Record-breaking Christmas for Vernon Salvation Army

$640K and significant food donations pour into local organization ahead of holidays

A 2002 F350 was stolen from a Whitevale home sometime overnight Jan. 14. (Contributed)
Truck stolen near Lumby overnight

Lifted Ford stolen from Whitevale Road

Nate Brown photo
Okanagan-Shuswap says goodbye sunshine, hello winter

Temperatures are forecasted to drop by mid-next week

President Donald Trump speaks to the media before boarding Marine One on the South Lawn of the White House, Tuesday, Jan. 12, 2021 in Washington. The President is traveling to Texas. (AP Photo/Gerald Herbert)
Black Press Weekly Roundup: Top headlines this week

In case you missed it, here’s what made waves throughout the week

Seasonal influenza vaccine is administered starting each fall in B.C. and around the world. (Langley Advance Times)
After 30,000 tests, influenza virually nowhere to be found in B.C.

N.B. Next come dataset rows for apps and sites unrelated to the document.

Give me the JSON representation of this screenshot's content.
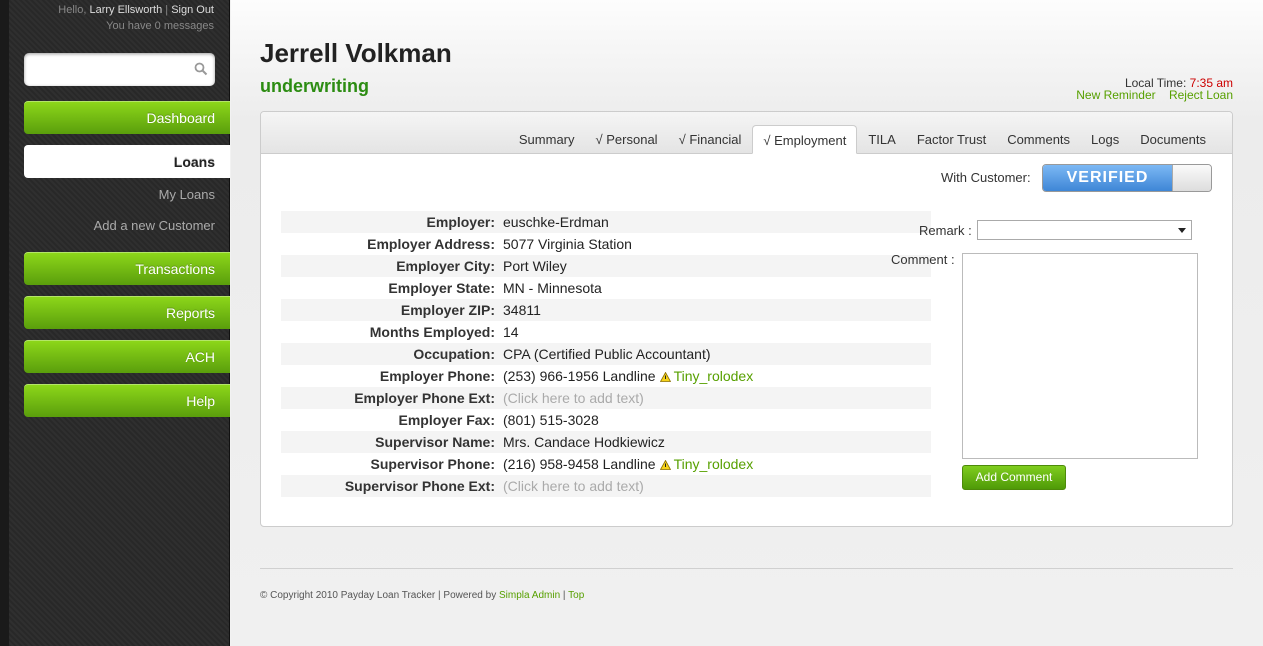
{
  "profile": {
    "greeting": "Hello,",
    "user": "Larry Ellsworth",
    "separator": "|",
    "sign_out": "Sign Out",
    "messages": "You have 0 messages"
  },
  "search": {
    "placeholder": ""
  },
  "nav": {
    "dashboard": "Dashboard",
    "loans": "Loans",
    "my_loans": "My Loans",
    "add_customer": "Add a new Customer",
    "transactions": "Transactions",
    "reports": "Reports",
    "ach": "ACH",
    "help": "Help"
  },
  "header": {
    "name": "Jerrell Volkman",
    "status": "underwriting",
    "local_time_label": "Local Time:",
    "local_time": "7:35 am",
    "new_reminder": "New Reminder",
    "reject_loan": "Reject Loan"
  },
  "tabs": [
    {
      "label": "Summary"
    },
    {
      "label": "√ Personal"
    },
    {
      "label": "√ Financial"
    },
    {
      "label": "√ Employment"
    },
    {
      "label": "TILA"
    },
    {
      "label": "Factor Trust"
    },
    {
      "label": "Comments"
    },
    {
      "label": "Logs"
    },
    {
      "label": "Documents"
    }
  ],
  "active_tab": "√ Employment",
  "with_customer": {
    "label": "With Customer:",
    "state": "VERIFIED"
  },
  "fields": [
    {
      "label": "Employer:",
      "value": "euschke-Erdman"
    },
    {
      "label": "Employer Address:",
      "value": "5077 Virginia Station"
    },
    {
      "label": "Employer City:",
      "value": "Port Wiley"
    },
    {
      "label": "Employer State:",
      "value": "MN - Minnesota"
    },
    {
      "label": "Employer ZIP:",
      "value": "34811"
    },
    {
      "label": "Months Employed:",
      "value": "14"
    },
    {
      "label": "Occupation:",
      "value": "CPA (Certified Public Accountant)"
    },
    {
      "label": "Employer Phone:",
      "value": "(253) 966-1956 Landline",
      "link": "Tiny_rolodex"
    },
    {
      "label": "Employer Phone Ext:",
      "value": "(Click here to add text)",
      "placeholder": true
    },
    {
      "label": "Employer Fax:",
      "value": "(801) 515-3028"
    },
    {
      "label": "Supervisor Name:",
      "value": "Mrs. Candace Hodkiewicz"
    },
    {
      "label": "Supervisor Phone:",
      "value": "(216) 958-9458 Landline",
      "link": "Tiny_rolodex"
    },
    {
      "label": "Supervisor Phone Ext:",
      "value": "(Click here to add text)",
      "placeholder": true
    }
  ],
  "remark": {
    "label": "Remark :",
    "value": ""
  },
  "comment": {
    "label": "Comment :",
    "value": "",
    "button": "Add Comment"
  },
  "footer": {
    "copyright": "© Copyright 2010 Payday Loan Tracker | Powered by",
    "simpla": "Simpla Admin",
    "sep": "|",
    "top": "Top"
  },
  "colors": {
    "accent_green": "#57a000",
    "status_green": "#2c8c12",
    "time_red": "#cc0000",
    "verified_blue": "#3e86d6"
  }
}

COVID-19 precautions have eliminated seasonal infection

Prime Minister Justin Trudeau listens to a question during a news conference outside Rideau cottage in Ottawa, Friday, January 8, 2021. THE CANADIAN PRESS/Adrian Wyld
Trudeau says Canada’s COVID vaccine plan on track despite Pfizer cutting back deliveries

Canadian officials say country will still likely receive four million doses by the end of March

Jobs Minister Ravi Kahlon shared a handwritten note his son received on Jan. 13, 2021. (Ravi Kahlon/Twitter)
Proud dad moment: B.C. minister’s son, 10, receives handwritten note for act of kindness

North Delta MLA took to Twitter to share a letter his son received from a new kid at school

Lilly and Poppy, two cats owned by Kalmar Cat Hotel ownder Donna Goodenough, both have cerebellAr hypoplasia, a genetic neurological condition that affects their ability to control their muscles and bones. Photo by Alistair Taylor – Campbell River Mirror
VIDEO: Wobbly Cats a riot of flailing legs and paws but bundles of love and joy to their owner

Woman urges others to not fear adopting cats with disabilities

Chief public health officer Dr. Theresa Tam provides an update on the COVID-19 pandemic in Ottawa on Friday, Jan. 8, 2021. THE CANADIAN PRESS/Sean Kilpatrick
Canada’s top doctor says to avoid non-essential travel as B.C. explores legal options

Premier John Horgan says he is seeking legal advice on whether it can limit interprovincial travel

(Big White Ski Resort photo)
13 more cases of COVID-19 tied to Big White Mountain cluster

This brings the total case count to 175, of which 32 cases are active

RCMP on scene at a home on Sylvania Cres. (Phil McLachlan /Capital News/FILE)
Two Kelowna men arrested after Rutland home invasion

Two Kelowna men, including a prolific offender, facing slew of potential charges

Real estate sales in the South Okanagan grew by more than any other part of the province in 2020. (Marissa Tiel - Black Press)
South Okanagan fastest growing real estate market in B.C.

There was over $1 billion in residential sales in 2020

Most Read